One of the delegates, Bekah, was moved to write a prayer following our trip. She worked in the Equal Exchange Interfaith department for a few years and finally left to pursue her dream to become a Methodist minister. She’s currently a first year student in divinity school.
“God, bless the campesinos, the small-scale coffee farmers who spend all year working small, family-owned farms, with unpredictable harvests.
Renew their souls to so that they might carry on through the next harvest as their coffee fuels me through the next challenge in my life.
Help me remember that when I choose to buy the things that I need from fair trade companies, I’m investing in social projects like fresh water wells, educational materials, and organic agriculture projects.
Remind me every day that I do mission work simply by choosing the coffee that I drink.
This Thanksgiving, we hope you’ll join us in sharing your appreciation for farmers around the world.
Please note, this makes about 4-5 servings of drinking chocolate. Drinking chocolate is richer and heavier than hot chocolate and should only be drunk in smaller amounts. This recipe does not add additional sweetener as the brand of oat milk used was lightly sweetened, but if you wanted yours to be sweeter, add 1-2 tbsp cane sugar.
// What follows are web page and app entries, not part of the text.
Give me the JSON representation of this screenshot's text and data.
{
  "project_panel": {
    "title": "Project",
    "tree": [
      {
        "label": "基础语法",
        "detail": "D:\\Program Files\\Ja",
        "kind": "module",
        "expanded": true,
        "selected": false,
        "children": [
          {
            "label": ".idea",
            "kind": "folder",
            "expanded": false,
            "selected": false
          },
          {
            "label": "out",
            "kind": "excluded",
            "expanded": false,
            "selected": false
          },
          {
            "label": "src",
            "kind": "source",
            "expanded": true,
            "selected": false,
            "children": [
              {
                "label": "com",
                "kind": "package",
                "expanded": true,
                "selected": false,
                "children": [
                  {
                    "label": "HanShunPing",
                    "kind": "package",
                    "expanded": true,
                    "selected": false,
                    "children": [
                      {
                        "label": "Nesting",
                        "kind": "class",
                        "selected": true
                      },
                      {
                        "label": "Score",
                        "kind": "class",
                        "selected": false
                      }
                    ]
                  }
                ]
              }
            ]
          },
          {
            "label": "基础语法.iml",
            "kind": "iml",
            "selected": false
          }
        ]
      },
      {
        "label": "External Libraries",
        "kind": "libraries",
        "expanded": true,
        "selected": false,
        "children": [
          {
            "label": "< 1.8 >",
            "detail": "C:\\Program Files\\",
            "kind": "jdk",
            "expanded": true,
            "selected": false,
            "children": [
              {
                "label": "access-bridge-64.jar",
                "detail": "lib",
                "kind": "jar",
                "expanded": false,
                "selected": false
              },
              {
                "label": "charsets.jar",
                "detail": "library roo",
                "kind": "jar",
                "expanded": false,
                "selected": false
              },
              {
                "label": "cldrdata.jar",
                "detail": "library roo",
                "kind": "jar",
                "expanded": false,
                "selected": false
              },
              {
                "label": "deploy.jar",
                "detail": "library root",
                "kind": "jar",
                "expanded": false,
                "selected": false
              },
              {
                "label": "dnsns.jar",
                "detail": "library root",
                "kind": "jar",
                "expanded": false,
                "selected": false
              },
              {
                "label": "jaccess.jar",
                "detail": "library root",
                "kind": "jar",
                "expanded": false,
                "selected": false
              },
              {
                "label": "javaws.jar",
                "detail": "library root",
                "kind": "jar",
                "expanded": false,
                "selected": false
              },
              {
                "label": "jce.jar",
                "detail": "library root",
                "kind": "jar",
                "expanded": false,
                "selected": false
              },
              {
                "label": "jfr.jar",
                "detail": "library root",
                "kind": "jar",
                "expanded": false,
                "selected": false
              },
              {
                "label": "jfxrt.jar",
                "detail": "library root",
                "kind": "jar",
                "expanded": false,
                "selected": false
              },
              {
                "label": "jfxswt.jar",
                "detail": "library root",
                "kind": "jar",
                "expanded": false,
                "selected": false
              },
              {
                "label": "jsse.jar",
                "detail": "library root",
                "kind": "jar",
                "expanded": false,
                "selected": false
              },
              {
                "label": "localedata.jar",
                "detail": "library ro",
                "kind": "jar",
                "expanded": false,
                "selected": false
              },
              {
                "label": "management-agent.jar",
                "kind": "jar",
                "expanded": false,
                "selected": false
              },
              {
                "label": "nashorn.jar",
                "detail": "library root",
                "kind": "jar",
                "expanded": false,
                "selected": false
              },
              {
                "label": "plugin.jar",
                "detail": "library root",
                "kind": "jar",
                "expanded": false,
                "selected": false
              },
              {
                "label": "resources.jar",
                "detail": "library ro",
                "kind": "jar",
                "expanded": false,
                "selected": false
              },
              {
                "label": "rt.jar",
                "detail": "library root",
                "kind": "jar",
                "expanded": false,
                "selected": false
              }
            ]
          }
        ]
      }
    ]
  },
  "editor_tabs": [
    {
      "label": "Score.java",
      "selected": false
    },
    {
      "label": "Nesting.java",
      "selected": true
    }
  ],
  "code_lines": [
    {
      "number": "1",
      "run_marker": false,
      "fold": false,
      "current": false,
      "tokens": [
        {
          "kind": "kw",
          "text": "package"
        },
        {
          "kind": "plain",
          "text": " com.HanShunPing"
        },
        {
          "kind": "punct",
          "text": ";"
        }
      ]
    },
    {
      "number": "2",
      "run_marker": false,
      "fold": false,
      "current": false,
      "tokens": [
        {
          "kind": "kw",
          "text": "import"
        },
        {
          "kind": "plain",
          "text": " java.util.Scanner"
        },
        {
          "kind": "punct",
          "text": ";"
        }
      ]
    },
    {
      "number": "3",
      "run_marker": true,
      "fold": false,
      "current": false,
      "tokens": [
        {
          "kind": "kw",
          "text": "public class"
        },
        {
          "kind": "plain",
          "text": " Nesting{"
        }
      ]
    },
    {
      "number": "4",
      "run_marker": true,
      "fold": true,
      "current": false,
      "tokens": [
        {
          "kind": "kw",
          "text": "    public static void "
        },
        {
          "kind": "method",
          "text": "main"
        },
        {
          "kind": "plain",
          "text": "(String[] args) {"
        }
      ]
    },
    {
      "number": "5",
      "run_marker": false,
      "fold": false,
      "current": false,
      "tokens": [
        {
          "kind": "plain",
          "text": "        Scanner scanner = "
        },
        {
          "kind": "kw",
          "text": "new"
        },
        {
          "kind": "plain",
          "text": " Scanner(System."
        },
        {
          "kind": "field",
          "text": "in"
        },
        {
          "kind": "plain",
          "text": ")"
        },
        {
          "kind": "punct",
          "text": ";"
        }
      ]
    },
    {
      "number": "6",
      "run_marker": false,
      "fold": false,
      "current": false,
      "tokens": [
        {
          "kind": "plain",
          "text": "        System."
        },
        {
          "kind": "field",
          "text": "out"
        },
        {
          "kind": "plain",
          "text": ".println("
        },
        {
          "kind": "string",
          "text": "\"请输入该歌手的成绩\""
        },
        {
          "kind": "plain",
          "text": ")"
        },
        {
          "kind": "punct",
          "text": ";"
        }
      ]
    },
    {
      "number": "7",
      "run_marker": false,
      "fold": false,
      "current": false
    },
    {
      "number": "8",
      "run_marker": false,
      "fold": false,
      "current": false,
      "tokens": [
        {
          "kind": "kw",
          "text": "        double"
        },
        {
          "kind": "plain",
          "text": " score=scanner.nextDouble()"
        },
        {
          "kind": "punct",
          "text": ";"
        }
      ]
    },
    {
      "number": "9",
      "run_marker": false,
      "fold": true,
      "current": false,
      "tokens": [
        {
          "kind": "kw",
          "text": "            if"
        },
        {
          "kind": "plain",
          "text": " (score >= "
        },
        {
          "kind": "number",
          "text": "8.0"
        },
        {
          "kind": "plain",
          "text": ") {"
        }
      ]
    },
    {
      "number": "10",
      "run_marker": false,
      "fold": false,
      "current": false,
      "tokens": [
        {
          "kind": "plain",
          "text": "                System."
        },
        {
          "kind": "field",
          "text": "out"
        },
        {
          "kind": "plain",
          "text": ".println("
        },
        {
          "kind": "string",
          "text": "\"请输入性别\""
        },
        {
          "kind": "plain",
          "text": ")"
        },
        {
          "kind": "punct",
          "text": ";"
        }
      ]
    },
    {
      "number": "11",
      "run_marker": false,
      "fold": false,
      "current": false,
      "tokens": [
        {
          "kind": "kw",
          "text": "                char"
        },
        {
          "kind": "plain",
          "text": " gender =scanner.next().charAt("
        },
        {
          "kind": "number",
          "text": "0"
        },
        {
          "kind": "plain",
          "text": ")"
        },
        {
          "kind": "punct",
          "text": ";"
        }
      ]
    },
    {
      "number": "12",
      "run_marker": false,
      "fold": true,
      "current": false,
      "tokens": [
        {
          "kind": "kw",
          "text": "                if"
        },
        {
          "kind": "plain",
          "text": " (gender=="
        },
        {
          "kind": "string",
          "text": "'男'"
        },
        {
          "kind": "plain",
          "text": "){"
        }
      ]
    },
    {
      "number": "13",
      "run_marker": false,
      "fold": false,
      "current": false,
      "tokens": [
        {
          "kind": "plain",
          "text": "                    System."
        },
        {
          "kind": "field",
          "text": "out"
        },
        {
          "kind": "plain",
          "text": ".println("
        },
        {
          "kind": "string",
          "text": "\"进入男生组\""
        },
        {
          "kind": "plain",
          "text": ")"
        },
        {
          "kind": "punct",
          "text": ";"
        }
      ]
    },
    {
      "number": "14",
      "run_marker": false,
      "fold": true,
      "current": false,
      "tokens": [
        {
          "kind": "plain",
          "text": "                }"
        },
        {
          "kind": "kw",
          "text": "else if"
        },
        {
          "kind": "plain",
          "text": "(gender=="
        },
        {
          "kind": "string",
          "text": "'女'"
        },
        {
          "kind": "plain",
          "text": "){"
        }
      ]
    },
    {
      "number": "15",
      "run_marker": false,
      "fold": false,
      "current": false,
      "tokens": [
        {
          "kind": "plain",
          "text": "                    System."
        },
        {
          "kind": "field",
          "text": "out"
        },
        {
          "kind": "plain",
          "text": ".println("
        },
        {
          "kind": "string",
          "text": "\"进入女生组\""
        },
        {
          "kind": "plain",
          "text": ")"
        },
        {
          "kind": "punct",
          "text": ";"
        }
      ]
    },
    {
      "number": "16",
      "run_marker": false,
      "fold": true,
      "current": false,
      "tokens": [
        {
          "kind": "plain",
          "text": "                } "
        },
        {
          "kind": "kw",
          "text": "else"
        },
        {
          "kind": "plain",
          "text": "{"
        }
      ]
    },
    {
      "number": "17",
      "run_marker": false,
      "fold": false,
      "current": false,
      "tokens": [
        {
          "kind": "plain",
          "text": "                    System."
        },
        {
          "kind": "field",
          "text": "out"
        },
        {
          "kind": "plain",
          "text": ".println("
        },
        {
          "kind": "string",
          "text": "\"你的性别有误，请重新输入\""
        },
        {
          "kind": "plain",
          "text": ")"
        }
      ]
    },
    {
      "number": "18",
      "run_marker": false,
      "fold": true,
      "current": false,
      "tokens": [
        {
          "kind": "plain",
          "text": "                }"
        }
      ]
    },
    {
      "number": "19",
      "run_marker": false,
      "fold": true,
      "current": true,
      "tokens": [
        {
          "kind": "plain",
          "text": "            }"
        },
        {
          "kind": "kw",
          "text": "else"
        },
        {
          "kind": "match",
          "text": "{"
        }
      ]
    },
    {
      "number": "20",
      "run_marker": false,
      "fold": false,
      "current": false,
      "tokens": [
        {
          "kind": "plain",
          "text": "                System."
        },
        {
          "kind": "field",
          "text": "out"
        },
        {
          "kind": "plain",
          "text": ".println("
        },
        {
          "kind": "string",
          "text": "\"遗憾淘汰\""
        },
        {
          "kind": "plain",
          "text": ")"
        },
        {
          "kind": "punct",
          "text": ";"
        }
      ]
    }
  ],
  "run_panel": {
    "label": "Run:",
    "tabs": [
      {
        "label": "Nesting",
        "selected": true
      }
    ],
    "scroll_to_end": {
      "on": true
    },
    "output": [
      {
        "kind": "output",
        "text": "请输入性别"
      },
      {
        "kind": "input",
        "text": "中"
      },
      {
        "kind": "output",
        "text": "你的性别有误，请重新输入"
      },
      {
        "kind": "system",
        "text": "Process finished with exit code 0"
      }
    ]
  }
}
This is also a great shot to add to fresh Equal Exchange coffee to make a rich mocha.
Other delicious flavor pairings via extracts, spices, and rinds to replace the rosemary: cinnamon & chipotle, orange, mint, coffee, nutmeg, coconut, almond.
Recipe adapted from Idiaphile